* Competition from Costco own-brand devices a concern
* Expects some negative customer reaction to AudioNova deal
* Shares down 7 pct
(Adds new CEO quote, analyst comment, share price)
ZURICH, May 18 Swiss hearing aid maker Sonova
missed full-year targets and lowered its sales outlook
on Wednesday, suggesting it could take some time to reap
benefits from this month's acquisition of AudioNova, sending its
shares sharply lower.
Sonova has been hurt by slower than expected growth for its
U.S. cochlear implant business and by customer Costco's
move to sell own-brand hearing aids at cheaper prices than
Sonova's devices on neighbouring shelves.
Though Sonova expects the 830 million euro ($953 million)
takeover of Netherlands-based retailer AudioNova to pay off over
time, Chief Executive Lukas Braunschweiler acknowledged that it
could lose some European customers unhappy with its expanded
role as both supplier and competitor.
"We expect, and you can see that from our guidance in the
coming year, a certain negative reaction from isolated customers
in Europe," Braunschweiler said. "The coming year will be one of
Shares in Sonova were down 7 percent at 1403 GMT, with the
day shaping up to be the stock's worst in 16 months.
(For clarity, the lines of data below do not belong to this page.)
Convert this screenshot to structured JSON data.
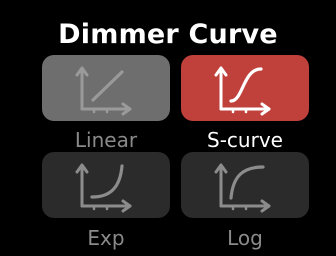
{
  "screen": {
    "title": "Dimmer Curve"
  },
  "options": [
    {
      "id": "linear",
      "label": "Linear",
      "state": "disabled",
      "icon": "linear-curve-icon"
    },
    {
      "id": "scurve",
      "label": "S-curve",
      "state": "selected",
      "icon": "s-curve-icon"
    },
    {
      "id": "exp",
      "label": "Exp",
      "state": "normal",
      "icon": "exp-curve-icon"
    },
    {
      "id": "log",
      "label": "Log",
      "state": "normal",
      "icon": "log-curve-icon"
    }
  ],
  "colors": {
    "background": "#000000",
    "title_text": "#ffffff",
    "tile_selected": "#c0403c",
    "tile_disabled": "#6e6e6e",
    "tile_normal": "#2b2b2b",
    "label_selected": "#ffffff",
    "label_muted": "#8a8a8a",
    "icon_selected": "#ffffff",
    "icon_disabled": "#9a9a9a",
    "icon_normal": "#8c8c8c"
  }
}
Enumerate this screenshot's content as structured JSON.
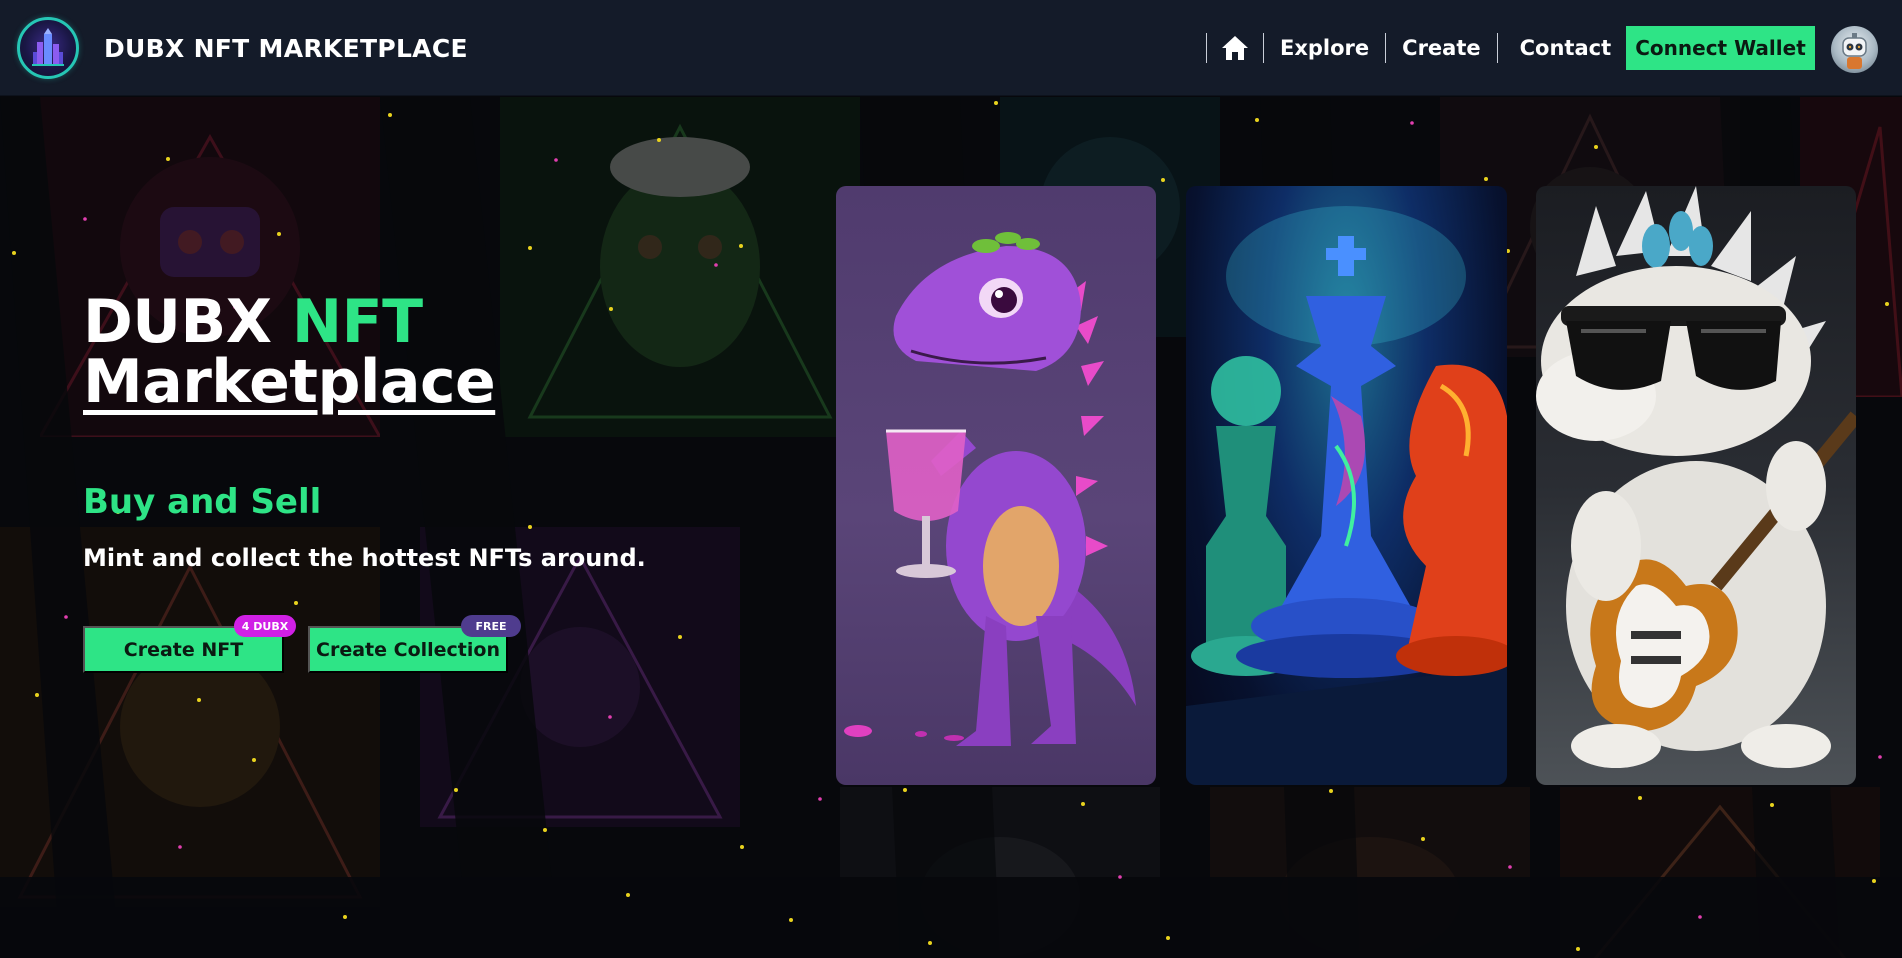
{
  "navbar": {
    "brand": "DUBX NFT MARKETPLACE",
    "links": [
      "Explore",
      "Create",
      "Contact"
    ],
    "connect_wallet": "Connect Wallet",
    "icons": {
      "logo": "dubx-logo-icon",
      "home": "home-icon",
      "avatar": "robot-avatar-icon"
    }
  },
  "hero": {
    "title_part1": "DUBX ",
    "title_accent": "NFT",
    "title_line2": "Marketplace",
    "subtitle": "Buy and Sell",
    "description": "Mint and collect the hottest NFTs around.",
    "buttons": {
      "create_nft": "Create NFT",
      "create_nft_badge": "4 DUBX",
      "create_collection": "Create Collection",
      "create_collection_badge": "FREE"
    }
  },
  "featured_cards": [
    {
      "subject": "purple-dinosaur-with-goblet"
    },
    {
      "subject": "glowing-chess-pieces"
    },
    {
      "subject": "white-dragon-with-sunglasses-and-guitar"
    }
  ],
  "colors": {
    "accent": "#2ee486",
    "navbar_bg": "#141b29",
    "page_bg": "#07080c",
    "badge_dubx": "#d020e6",
    "badge_free": "#4f3c8e"
  }
}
The company reported sales in the year to March 31 rose 5.8
percent to 2.07 billion Swiss francs ($2.11 billion), compared
with a target of 6-8 percent target.
Constant currency earnings before interest, tax and
amortisation (EBITA) were up 1.4 percent at 430.6 million
francs, against a target of between 3 percent and 7 percent.
Braunschweiler's new guidance for 2016/17 -- sales growth of
4-6 percent and EBITA expansion of 3-7 percent -- was described
as "weak" by Berenberg analysts, who listed customer
disenchantment with Sonova's retail acquisition strategy,
recession-plagued Brazil and problems at Costco among the
company's main woes.
"Costco is a concern, as this had been a key growth driver
and Sonova appears to be losing ground to the new own-brand,"
Berenberg's Tom Jones wrote in a note.
Braunschweiler said that prices for Costco's
Kirkland-branded hearing aids were recently cut by a further
$200 to $1,800. Sonova's Phonak Brio model at Costco can cost
Even so, Braunschweiler said that Sonova cannot abandon
supplying hearing aids through Costco because margins from those
transactions exceed those of Sonova's other U.S. retail outlets.
"We have to be a part of this channel because it is
growing," Braunschweiler said. "But there's the question of how
we position our products, and there are ongoing discussions with
Costco about how we'll do this."
(Reporting by John Miller; Editing by David Goodman)